8) Do not be a black woman writer.
9) Do not be a black woman.
10) Do not be black.
”—Jamaica Kincaid, during a lecture given as part of Columbia University’s creative writing lecture series (via ethiopienne)
a gentle bass welcomed me at the door, drew me in to the dark, to the warmth, i felt just like i wanted to feel: alone, whole, Woman. dancing inside, i sit, close my eyes and am filled rhythm heals and restores.
i don’t want this to end.
i hear conversations simmer, laughter glitter and the occational ‘clink’ of glasses a toast to Music! dark bodies hold each other close, eyes shut, they feel and emulate the sounds. in love and swaying.
an awed hush falls a queen, all eyelashes, locks and curves speaks to the room she pours her voice, cool silver-smooth notes her words tell me we are sisters, she slowly falls back into the melodic atmosphere…
i am consumed by a tall dark frame in the shadows a lone lover moving his fingers over the strings of his love head bowed, submissive, he feels so intensely he is moved by the deep meaningful vibrations and likewise a familiar, lulling, beautiful force compels me to stand uninhibited i move, caught up dancing in his music feeling every stroke.
“When men say “most women are crazy, but not you, you’re so cool” the subtext is not, “I love you, be the mother to my children.” The subtext is “do not step out of line, here.” If you get close enough to the men who say things like this, eventually, you will do something that they do not find pleasant. They will decide you are crazy, because this is something they have already decided about women in general.”—Lady, You Really Aren’t “Crazy” (via seebster)
“How much of your Christian life involves you feeling like you’re on the outside, looking in? Jesus said, “I am the vine, you are the branches”. You’re literally connected to God. That place you’re trying to get to… you’re there. Take a moment. Let it sink in. You are His. Now work the connection!”—Unka Glen (unkaglen.tumblr.com)
“I don’t have a word to say. Why don’t I just stay quiet, then? But if I don’t force myself to talk, silence will forever engulf me in waves. Word and form will be the plank on top of which I shall float over billows of silence.”—Clarice Lispector, The Passion According to G.H. (translated by Ronald Sousa)

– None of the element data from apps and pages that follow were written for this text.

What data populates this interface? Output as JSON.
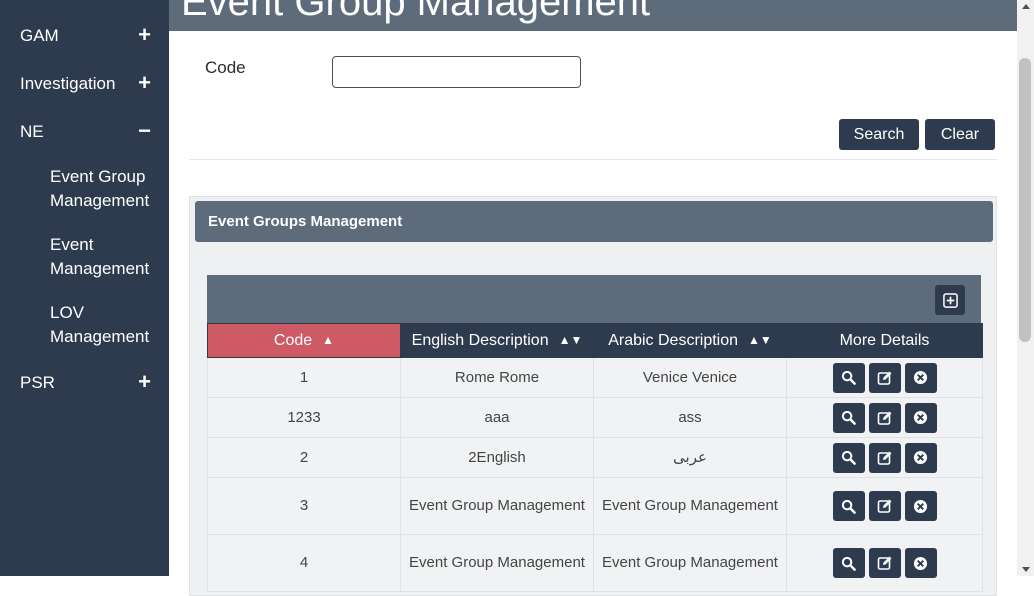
{
  "sidebar": {
    "items": [
      {
        "label": "GAM",
        "toggle": "+"
      },
      {
        "label": "Investigation",
        "toggle": "+"
      },
      {
        "label": "NE",
        "toggle": "−"
      },
      {
        "label": "PSR",
        "toggle": "+"
      }
    ],
    "sub_items": [
      "Event Group Management",
      "Event Management",
      "LOV Management"
    ]
  },
  "page": {
    "title": "Event Group Management"
  },
  "search": {
    "code_label": "Code",
    "code_value": "",
    "search_label": "Search",
    "clear_label": "Clear"
  },
  "panel": {
    "title": "Event Groups Management"
  },
  "table": {
    "columns": [
      "Code",
      "English Description",
      "Arabic Description",
      "More Details"
    ],
    "rows": [
      {
        "code": "1",
        "english": "Rome Rome",
        "arabic": "Venice Venice"
      },
      {
        "code": "1233",
        "english": "aaa",
        "arabic": "ass"
      },
      {
        "code": "2",
        "english": "2English",
        "arabic": "عربى"
      },
      {
        "code": "3",
        "english": "Event Group Management",
        "arabic": "Event Group Management"
      },
      {
        "code": "4",
        "english": "Event Group Management",
        "arabic": "Event Group Management"
      }
    ]
  },
  "colors": {
    "sidebar": "#2e3b4e",
    "header": "#5d6b7a",
    "active_sort": "#cd5a65"
  },
  "icons": {
    "expand": "plus-icon",
    "collapse": "minus-icon",
    "add": "plus-square-icon",
    "view": "search-icon",
    "edit": "edit-icon",
    "delete": "close-circle-icon"
  }
}
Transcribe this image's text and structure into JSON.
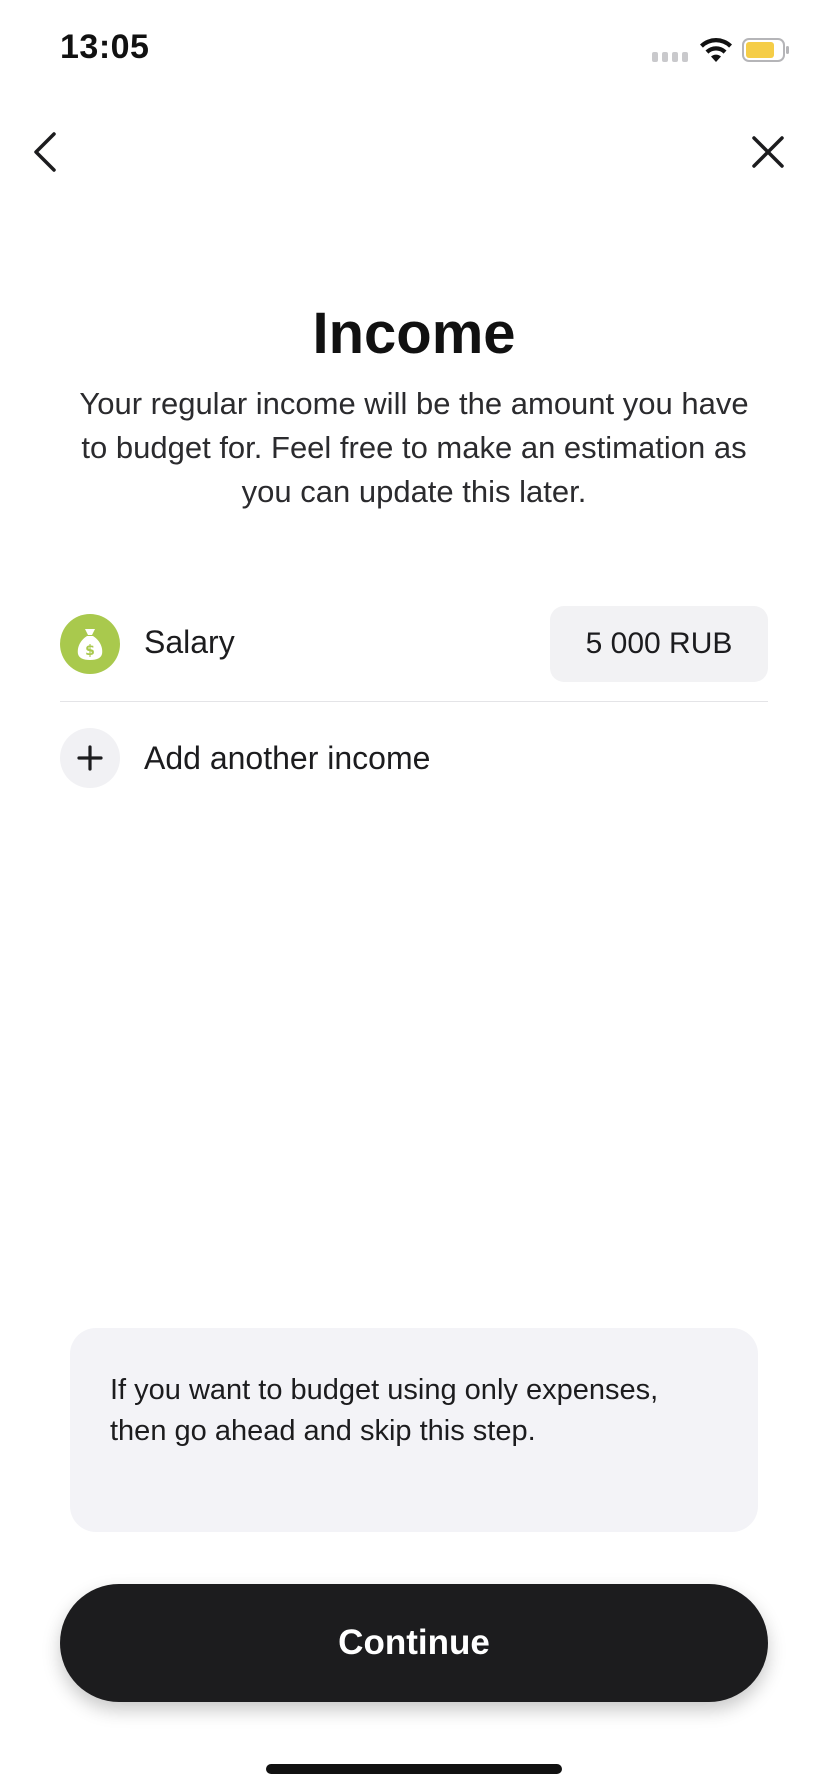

1. Be honest with yourself and admit that you’re putting off stuff that really needs to be done.
2. Try and figure out why you’re procrastinating. Is it because you don’t like it, it creates anxiety, you don’t understand it, it feels overwhelming, you’re disorganised …?
3. Decide to break the habit of procrastination by deliberately rewarding yourself for doing something you’d rather not do.
4. Make a pact with a friend –where you deliberately and regularly encourage each other, and hold each other accountable.
5. Sit down and think – in detail – about all the likely consequences of not doing what needs to be done. Be brutally honest, and try and picture what you’re life is going to look like 6 months, a year and five years from now ( if you continue to procrastinate).
6. Decide to break large tasks down into smaller, more achievable tasks, and then tackle these smaller tasks one at a time.
7. Recognise your progress, and affirm and praise yourself for making these changes – and doing things differently, even though it’s hard.